# Exercise prompt
Only the pictures are to be left out, and the rest of the entries should be reproduced exactly.
######
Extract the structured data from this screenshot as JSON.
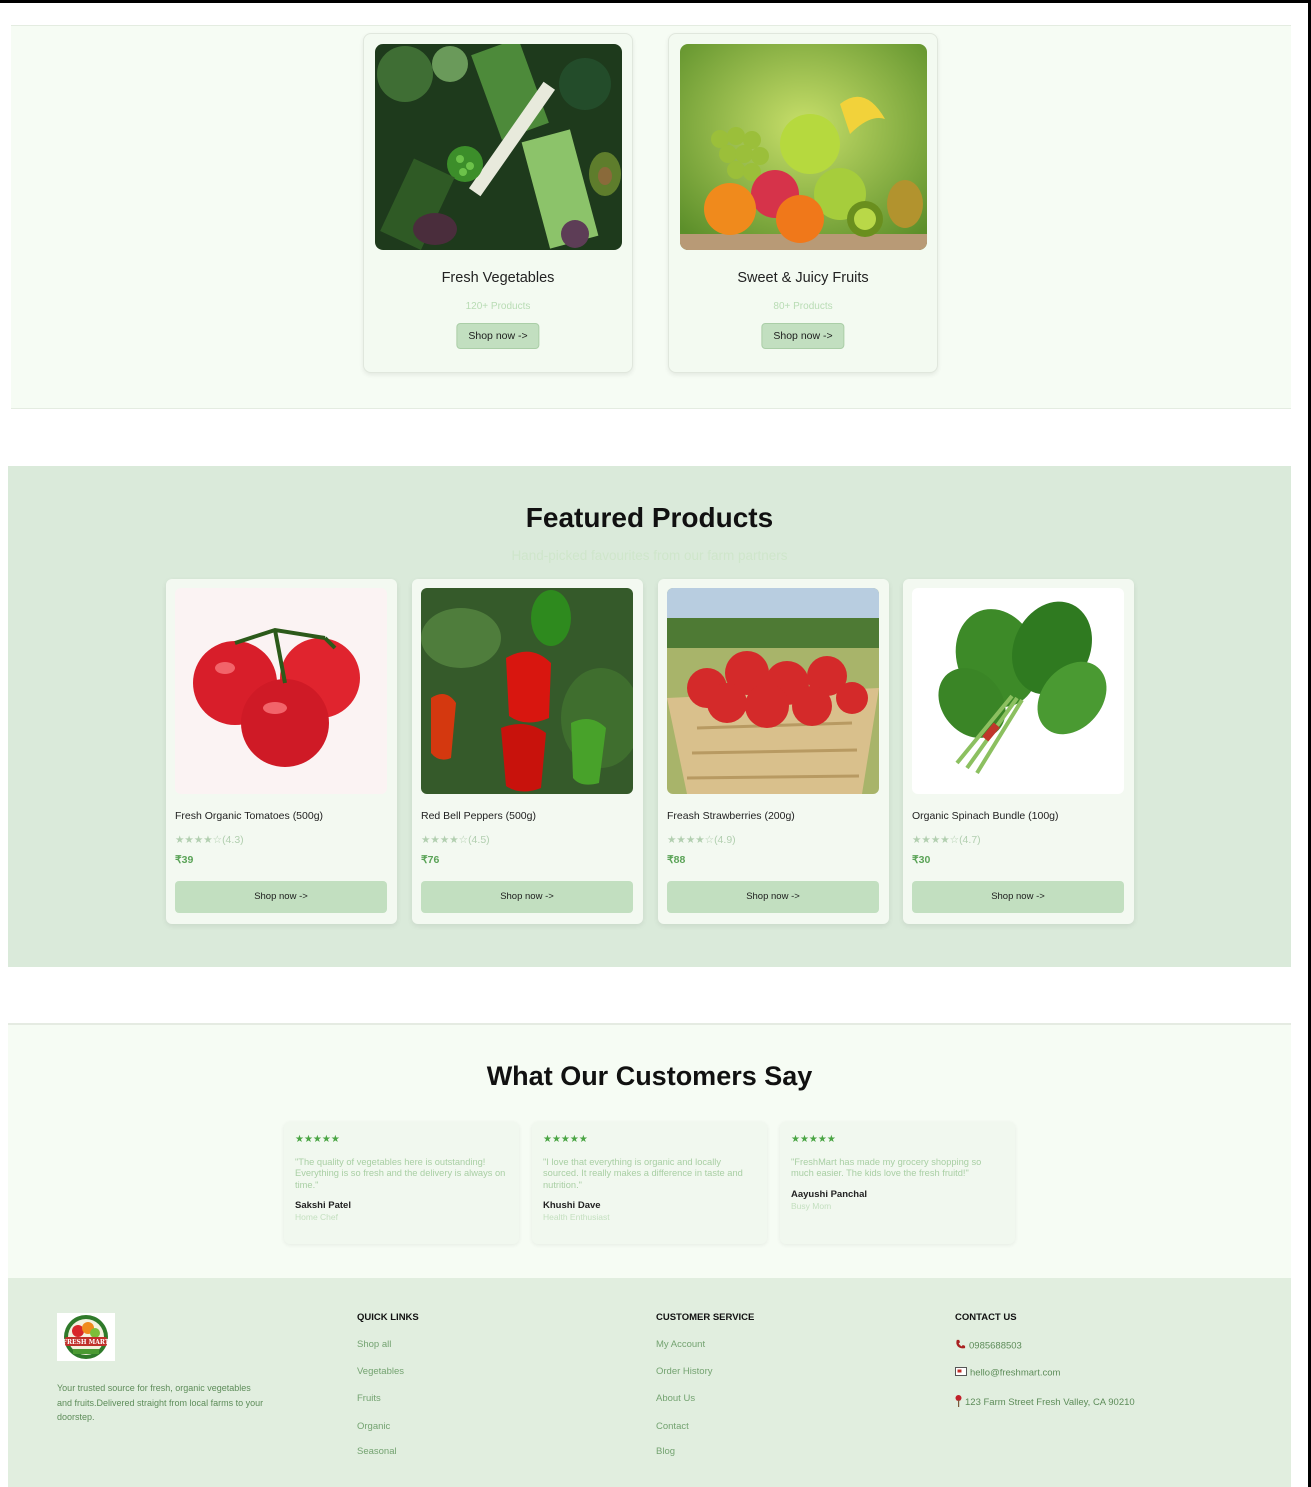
{
  "categories": [
    {
      "title": "Fresh Vegetables",
      "count": "120+ Products",
      "button": "Shop now ->",
      "image_icon": "vegetables-image"
    },
    {
      "title": "Sweet & Juicy Fruits",
      "count": "80+ Products",
      "button": "Shop now ->",
      "image_icon": "fruits-image"
    }
  ],
  "featured": {
    "title": "Featured Products",
    "subtitle": "Hand-picked favourites from our farm partners",
    "products": [
      {
        "name": "Fresh Organic Tomatoes (500g)",
        "rating": "★★★★☆(4.3)",
        "price": "₹39",
        "button": "Shop now ->"
      },
      {
        "name": "Red Bell Peppers (500g)",
        "rating": "★★★★☆(4.5)",
        "price": "₹76",
        "button": "Shop now ->"
      },
      {
        "name": "Freash Strawberries (200g)",
        "rating": "★★★★☆(4.9)",
        "price": "₹88",
        "button": "Shop now ->"
      },
      {
        "name": "Organic Spinach Bundle (100g)",
        "rating": "★★★★☆(4.7)",
        "price": "₹30",
        "button": "Shop now ->"
      }
    ]
  },
  "testimonials": {
    "title": "What Our Customers Say",
    "items": [
      {
        "stars": "★★★★★",
        "quote": "\"The quality of vegetables here is outstanding! Everything is so fresh and the delivery is always on time.\"",
        "name": "Sakshi Patel",
        "role": "Home Chef"
      },
      {
        "stars": "★★★★★",
        "quote": "\"I love that everything is organic and locally sourced. It really makes a difference in taste and nutrition.\"",
        "name": "Khushi Dave",
        "role": "Health Enthusiast"
      },
      {
        "stars": "★★★★★",
        "quote": "\"FreshMart has made my grocery shopping so much easier. The kids love the fresh fruitd!\"",
        "name": "Aayushi Panchal",
        "role": "Busy Mom"
      }
    ]
  },
  "footer": {
    "logo_text": "FRESH MART",
    "description": "Your trusted source for fresh, organic vegetables and fruits.Delivered straight from local farms to your doorstep.",
    "quick_links": {
      "heading": "QUICK LINKS",
      "items": [
        "Shop all",
        "Vegetables",
        "Fruits",
        "Organic",
        "Seasonal"
      ]
    },
    "customer_service": {
      "heading": "CUSTOMER SERVICE",
      "items": [
        "My Account",
        "Order History",
        "About Us",
        "Contact",
        "Blog"
      ]
    },
    "contact": {
      "heading": "CONTACT US",
      "phone": "0985688503",
      "email": "hello@freshmart.com",
      "address": "123 Farm Street Fresh Valley, CA 90210"
    }
  },
  "colors": {
    "accent_green": "#5aa357",
    "button_bg": "#c2dfc0",
    "featured_bg": "#daeada",
    "footer_bg": "#e1eedf"
  }
}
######
# Answer for this exercise
Extract the structured data from this screenshot as JSON.
{
  "categories": [
    {
      "title": "Fresh Vegetables",
      "count": "120+ Products",
      "button": "Shop now ->",
      "image_icon": "vegetables-image"
    },
    {
      "title": "Sweet & Juicy Fruits",
      "count": "80+ Products",
      "button": "Shop now ->",
      "image_icon": "fruits-image"
    }
  ],
  "featured": {
    "title": "Featured Products",
    "subtitle": "Hand-picked favourites from our farm partners",
    "products": [
      {
        "name": "Fresh Organic Tomatoes (500g)",
        "rating": "★★★★☆(4.3)",
        "price": "₹39",
        "button": "Shop now ->"
      },
      {
        "name": "Red Bell Peppers (500g)",
        "rating": "★★★★☆(4.5)",
        "price": "₹76",
        "button": "Shop now ->"
      },
      {
        "name": "Freash Strawberries (200g)",
        "rating": "★★★★☆(4.9)",
        "price": "₹88",
        "button": "Shop now ->"
      },
      {
        "name": "Organic Spinach Bundle (100g)",
        "rating": "★★★★☆(4.7)",
        "price": "₹30",
        "button": "Shop now ->"
      }
    ]
  },
  "testimonials": {
    "title": "What Our Customers Say",
    "items": [
      {
        "stars": "★★★★★",
        "quote": "\"The quality of vegetables here is outstanding! Everything is so fresh and the delivery is always on time.\"",
        "name": "Sakshi Patel",
        "role": "Home Chef"
      },
      {
        "stars": "★★★★★",
        "quote": "\"I love that everything is organic and locally sourced. It really makes a difference in taste and nutrition.\"",
        "name": "Khushi Dave",
        "role": "Health Enthusiast"
      },
      {
        "stars": "★★★★★",
        "quote": "\"FreshMart has made my grocery shopping so much easier. The kids love the fresh fruitd!\"",
        "name": "Aayushi Panchal",
        "role": "Busy Mom"
      }
    ]
  },
  "footer": {
    "logo_text": "FRESH MART",
    "description": "Your trusted source for fresh, organic vegetables and fruits.Delivered straight from local farms to your doorstep.",
    "quick_links": {
      "heading": "QUICK LINKS",
      "items": [
        "Shop all",
        "Vegetables",
        "Fruits",
        "Organic",
        "Seasonal"
      ]
    },
    "customer_service": {
      "heading": "CUSTOMER SERVICE",
      "items": [
        "My Account",
        "Order History",
        "About Us",
        "Contact",
        "Blog"
      ]
    },
    "contact": {
      "heading": "CONTACT US",
      "phone": "0985688503",
      "email": "hello@freshmart.com",
      "address": "123 Farm Street Fresh Valley, CA 90210"
    }
  },
  "colors": {
    "accent_green": "#5aa357",
    "button_bg": "#c2dfc0",
    "featured_bg": "#daeada",
    "footer_bg": "#e1eedf"
  }
}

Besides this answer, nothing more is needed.